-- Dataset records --
____________
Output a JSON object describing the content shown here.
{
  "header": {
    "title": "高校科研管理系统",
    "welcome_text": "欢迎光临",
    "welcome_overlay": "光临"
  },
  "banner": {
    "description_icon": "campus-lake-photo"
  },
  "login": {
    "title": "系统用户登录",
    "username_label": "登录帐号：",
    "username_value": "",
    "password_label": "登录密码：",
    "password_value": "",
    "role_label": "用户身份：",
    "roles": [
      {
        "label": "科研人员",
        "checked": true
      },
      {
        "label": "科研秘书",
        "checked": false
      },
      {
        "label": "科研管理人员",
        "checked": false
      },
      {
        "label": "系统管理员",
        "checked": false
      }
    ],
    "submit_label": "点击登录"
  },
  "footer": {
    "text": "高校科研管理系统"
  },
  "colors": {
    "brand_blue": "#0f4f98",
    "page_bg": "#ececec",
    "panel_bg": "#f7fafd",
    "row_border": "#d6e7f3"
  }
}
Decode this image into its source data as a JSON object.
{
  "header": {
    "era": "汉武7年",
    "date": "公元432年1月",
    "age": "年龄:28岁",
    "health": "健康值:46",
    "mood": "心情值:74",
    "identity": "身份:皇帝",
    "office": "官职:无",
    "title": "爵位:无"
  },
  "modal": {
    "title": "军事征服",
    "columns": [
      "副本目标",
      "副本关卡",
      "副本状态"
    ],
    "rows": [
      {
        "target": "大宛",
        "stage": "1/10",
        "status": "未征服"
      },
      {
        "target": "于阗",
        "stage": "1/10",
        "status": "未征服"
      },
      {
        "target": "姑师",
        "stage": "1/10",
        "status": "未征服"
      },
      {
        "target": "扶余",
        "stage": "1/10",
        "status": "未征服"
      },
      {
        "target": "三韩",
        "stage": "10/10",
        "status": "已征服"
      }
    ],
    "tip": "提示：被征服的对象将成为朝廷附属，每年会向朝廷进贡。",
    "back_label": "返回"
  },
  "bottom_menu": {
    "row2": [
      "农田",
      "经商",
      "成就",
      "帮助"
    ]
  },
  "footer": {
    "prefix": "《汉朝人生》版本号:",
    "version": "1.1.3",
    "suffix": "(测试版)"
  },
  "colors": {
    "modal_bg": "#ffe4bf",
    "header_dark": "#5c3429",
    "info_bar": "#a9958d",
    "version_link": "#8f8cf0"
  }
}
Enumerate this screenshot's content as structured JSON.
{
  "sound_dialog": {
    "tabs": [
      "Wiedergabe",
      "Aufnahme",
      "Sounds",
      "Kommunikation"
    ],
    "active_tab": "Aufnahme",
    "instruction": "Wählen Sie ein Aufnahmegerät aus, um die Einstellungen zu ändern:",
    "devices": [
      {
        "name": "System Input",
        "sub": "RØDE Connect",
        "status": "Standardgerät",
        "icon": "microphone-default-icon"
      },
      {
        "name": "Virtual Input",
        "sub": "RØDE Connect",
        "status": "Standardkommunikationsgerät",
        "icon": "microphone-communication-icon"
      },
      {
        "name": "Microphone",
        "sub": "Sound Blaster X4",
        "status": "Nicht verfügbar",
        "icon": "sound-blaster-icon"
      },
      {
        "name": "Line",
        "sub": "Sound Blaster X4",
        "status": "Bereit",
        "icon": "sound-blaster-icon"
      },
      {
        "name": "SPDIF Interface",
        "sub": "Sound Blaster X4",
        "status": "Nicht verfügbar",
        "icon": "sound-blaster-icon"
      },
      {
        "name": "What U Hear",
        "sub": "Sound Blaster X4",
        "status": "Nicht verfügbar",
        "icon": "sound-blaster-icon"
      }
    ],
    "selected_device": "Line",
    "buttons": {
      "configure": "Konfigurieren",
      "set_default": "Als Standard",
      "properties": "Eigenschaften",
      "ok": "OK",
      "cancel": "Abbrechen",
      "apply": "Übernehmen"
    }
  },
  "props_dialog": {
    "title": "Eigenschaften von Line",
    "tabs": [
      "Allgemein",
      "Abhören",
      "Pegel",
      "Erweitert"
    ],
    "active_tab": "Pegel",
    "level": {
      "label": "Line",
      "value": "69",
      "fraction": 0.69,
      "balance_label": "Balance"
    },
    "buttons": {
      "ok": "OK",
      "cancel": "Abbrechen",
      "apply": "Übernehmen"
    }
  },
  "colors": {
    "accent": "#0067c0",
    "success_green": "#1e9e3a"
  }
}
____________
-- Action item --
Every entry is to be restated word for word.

-- Result for this exercise --
Output a JSON object describing the content shown here.
{
  "header": {
    "title": "高校科研管理系统",
    "welcome_text": "欢迎光临",
    "welcome_overlay": "光临"
  },
  "banner": {
    "description_icon": "campus-lake-photo"
  },
  "login": {
    "title": "系统用户登录",
    "username_label": "登录帐号：",
    "username_value": "",
    "password_label": "登录密码：",
    "password_value": "",
    "role_label": "用户身份：",
    "roles": [
      {
        "label": "科研人员",
        "checked": true
      },
      {
        "label": "科研秘书",
        "checked": false
      },
      {
        "label": "科研管理人员",
        "checked": false
      },
      {
        "label": "系统管理员",
        "checked": false
      }
    ],
    "submit_label": "点击登录"
  },
  "footer": {
    "text": "高校科研管理系统"
  },
  "colors": {
    "brand_blue": "#0f4f98",
    "page_bg": "#ececec",
    "panel_bg": "#f7fafd",
    "row_border": "#d6e7f3"
  }
}
Decode this image into its source data as a JSON object.
{
  "header": {
    "era": "汉武7年",
    "date": "公元432年1月",
    "age": "年龄:28岁",
    "health": "健康值:46",
    "mood": "心情值:74",
    "identity": "身份:皇帝",
    "office": "官职:无",
    "title": "爵位:无"
  },
  "modal": {
    "title": "军事征服",
    "columns": [
      "副本目标",
      "副本关卡",
      "副本状态"
    ],
    "rows": [
      {
        "target": "大宛",
        "stage": "1/10",
        "status": "未征服"
      },
      {
        "target": "于阗",
        "stage": "1/10",
        "status": "未征服"
      },
      {
        "target": "姑师",
        "stage": "1/10",
        "status": "未征服"
      },
      {
        "target": "扶余",
        "stage": "1/10",
        "status": "未征服"
      },
      {
        "target": "三韩",
        "stage": "10/10",
        "status": "已征服"
      }
    ],
    "tip": "提示：被征服的对象将成为朝廷附属，每年会向朝廷进贡。",
    "back_label": "返回"
  },
  "bottom_menu": {
    "row2": [
      "农田",
      "经商",
      "成就",
      "帮助"
    ]
  },
  "footer": {
    "prefix": "《汉朝人生》版本号:",
    "version": "1.1.3",
    "suffix": "(测试版)"
  },
  "colors": {
    "modal_bg": "#ffe4bf",
    "header_dark": "#5c3429",
    "info_bar": "#a9958d",
    "version_link": "#8f8cf0"
  }
}
Enumerate this screenshot's content as structured JSON.
{
  "sound_dialog": {
    "tabs": [
      "Wiedergabe",
      "Aufnahme",
      "Sounds",
      "Kommunikation"
    ],
    "active_tab": "Aufnahme",
    "instruction": "Wählen Sie ein Aufnahmegerät aus, um die Einstellungen zu ändern:",
    "devices": [
      {
        "name": "System Input",
        "sub": "RØDE Connect",
        "status": "Standardgerät",
        "icon": "microphone-default-icon"
      },
      {
        "name": "Virtual Input",
        "sub": "RØDE Connect",
        "status": "Standardkommunikationsgerät",
        "icon": "microphone-communication-icon"
      },
      {
        "name": "Microphone",
        "sub": "Sound Blaster X4",
        "status": "Nicht verfügbar",
        "icon": "sound-blaster-icon"
      },
      {
        "name": "Line",
        "sub": "Sound Blaster X4",
        "status": "Bereit",
        "icon": "sound-blaster-icon"
      },
      {
        "name": "SPDIF Interface",
        "sub": "Sound Blaster X4",
        "status": "Nicht verfügbar",
        "icon": "sound-blaster-icon"
      },
      {
        "name": "What U Hear",
        "sub": "Sound Blaster X4",
        "status": "Nicht verfügbar",
        "icon": "sound-blaster-icon"
      }
    ],
    "selected_device": "Line",
    "buttons": {
      "configure": "Konfigurieren",
      "set_default": "Als Standard",
      "properties": "Eigenschaften",
      "ok": "OK",
      "cancel": "Abbrechen",
      "apply": "Übernehmen"
    }
  },
  "props_dialog": {
    "title": "Eigenschaften von Line",
    "tabs": [
      "Allgemein",
      "Abhören",
      "Pegel",
      "Erweitert"
    ],
    "active_tab": "Pegel",
    "level": {
      "label": "Line",
      "value": "69",
      "fraction": 0.69,
      "balance_label": "Balance"
    },
    "buttons": {
      "ok": "OK",
      "cancel": "Abbrechen",
      "apply": "Übernehmen"
    }
  },
  "colors": {
    "accent": "#0067c0",
    "success_green": "#1e9e3a"
  }
}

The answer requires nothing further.